» **Exercise description**:
Everything in the listing below should be written out again exactly, except the pictures.

» **Data provided**:
::::::::
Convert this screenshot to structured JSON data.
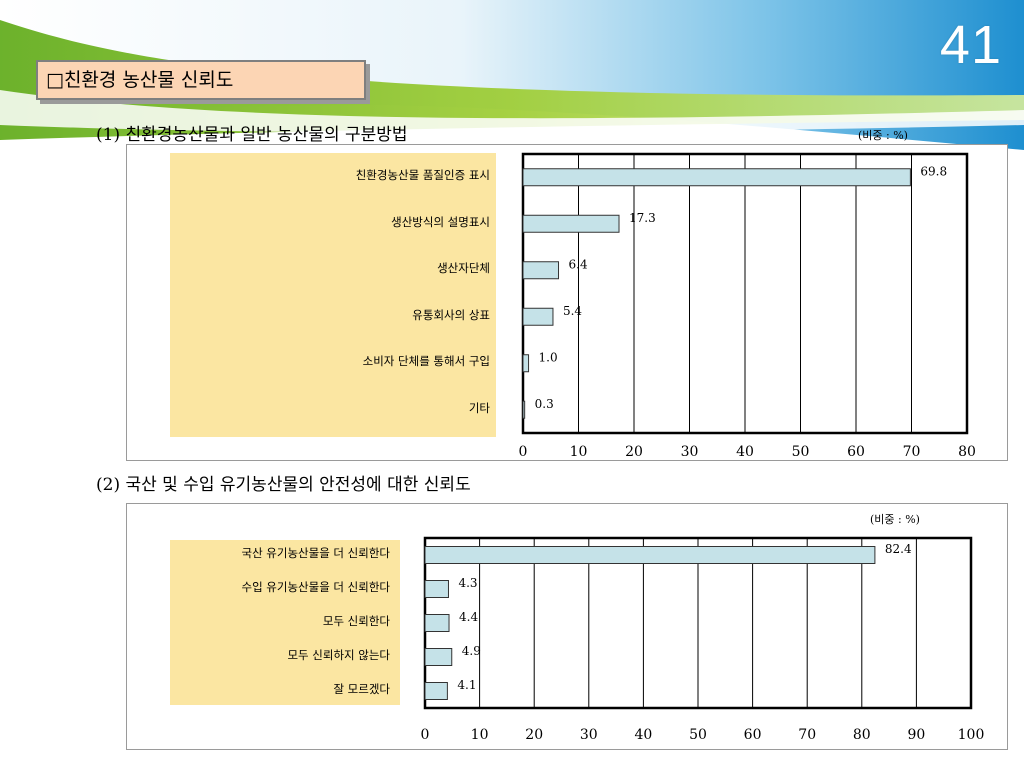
{
  "slide": {
    "number": "41",
    "title": "□친환경 농산물 신뢰도"
  },
  "charts": {
    "chart1": {
      "heading": "(1) 친환경농산물과 일반 농산물의 구분방법",
      "unit": "(비중 : %)"
    },
    "chart2": {
      "heading": "(2) 국산 및 수입 유기농산물의 안전성에 대한 신뢰도",
      "unit": "(비중 : %)"
    }
  },
  "colors": {
    "bar_fill": "#c5e2e8",
    "bar_stroke": "#333333",
    "label_bg": "#fbe6a2",
    "title_bg": "#fcd5b4"
  },
  "chart_data": [
    {
      "type": "bar",
      "orientation": "horizontal",
      "categories": [
        "친환경농산물 품질인증 표시",
        "생산방식의 설명표시",
        "생산자단체",
        "유통회사의 상표",
        "소비자 단체를 통해서 구입",
        "기타"
      ],
      "values": [
        69.8,
        17.3,
        6.4,
        5.4,
        1.0,
        0.3
      ],
      "value_labels": [
        "69.8",
        "17.3",
        "6.4",
        "5.4",
        "1.0",
        "0.3"
      ],
      "xlim": [
        0,
        80
      ],
      "xticks": [
        "0",
        "10",
        "20",
        "30",
        "40",
        "50",
        "60",
        "70",
        "80"
      ],
      "grid": true
    },
    {
      "type": "bar",
      "orientation": "horizontal",
      "categories": [
        "국산 유기농산물을 더 신뢰한다",
        "수입 유기농산물을 더 신뢰한다",
        "모두 신뢰한다",
        "모두 신뢰하지 않는다",
        "잘 모르겠다"
      ],
      "values": [
        82.4,
        4.3,
        4.4,
        4.9,
        4.1
      ],
      "value_labels": [
        "82.4",
        "4.3",
        "4.4",
        "4.9",
        "4.1"
      ],
      "xlim": [
        0,
        100
      ],
      "xticks": [
        "0",
        "10",
        "20",
        "30",
        "40",
        "50",
        "60",
        "70",
        "80",
        "90",
        "100"
      ],
      "grid": true
    }
  ]
}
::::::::
» **Exercise output**:
Convert this screenshot to structured JSON data.
{
  "slide": {
    "number": "41",
    "title": "□친환경 농산물 신뢰도"
  },
  "charts": {
    "chart1": {
      "heading": "(1) 친환경농산물과 일반 농산물의 구분방법",
      "unit": "(비중 : %)"
    },
    "chart2": {
      "heading": "(2) 국산 및 수입 유기농산물의 안전성에 대한 신뢰도",
      "unit": "(비중 : %)"
    }
  },
  "colors": {
    "bar_fill": "#c5e2e8",
    "bar_stroke": "#333333",
    "label_bg": "#fbe6a2",
    "title_bg": "#fcd5b4"
  },
  "chart_data": [
    {
      "type": "bar",
      "orientation": "horizontal",
      "categories": [
        "친환경농산물 품질인증 표시",
        "생산방식의 설명표시",
        "생산자단체",
        "유통회사의 상표",
        "소비자 단체를 통해서 구입",
        "기타"
      ],
      "values": [
        69.8,
        17.3,
        6.4,
        5.4,
        1.0,
        0.3
      ],
      "value_labels": [
        "69.8",
        "17.3",
        "6.4",
        "5.4",
        "1.0",
        "0.3"
      ],
      "xlim": [
        0,
        80
      ],
      "xticks": [
        "0",
        "10",
        "20",
        "30",
        "40",
        "50",
        "60",
        "70",
        "80"
      ],
      "grid": true
    },
    {
      "type": "bar",
      "orientation": "horizontal",
      "categories": [
        "국산 유기농산물을 더 신뢰한다",
        "수입 유기농산물을 더 신뢰한다",
        "모두 신뢰한다",
        "모두 신뢰하지 않는다",
        "잘 모르겠다"
      ],
      "values": [
        82.4,
        4.3,
        4.4,
        4.9,
        4.1
      ],
      "value_labels": [
        "82.4",
        "4.3",
        "4.4",
        "4.9",
        "4.1"
      ],
      "xlim": [
        0,
        100
      ],
      "xticks": [
        "0",
        "10",
        "20",
        "30",
        "40",
        "50",
        "60",
        "70",
        "80",
        "90",
        "100"
      ],
      "grid": true
    }
  ]
}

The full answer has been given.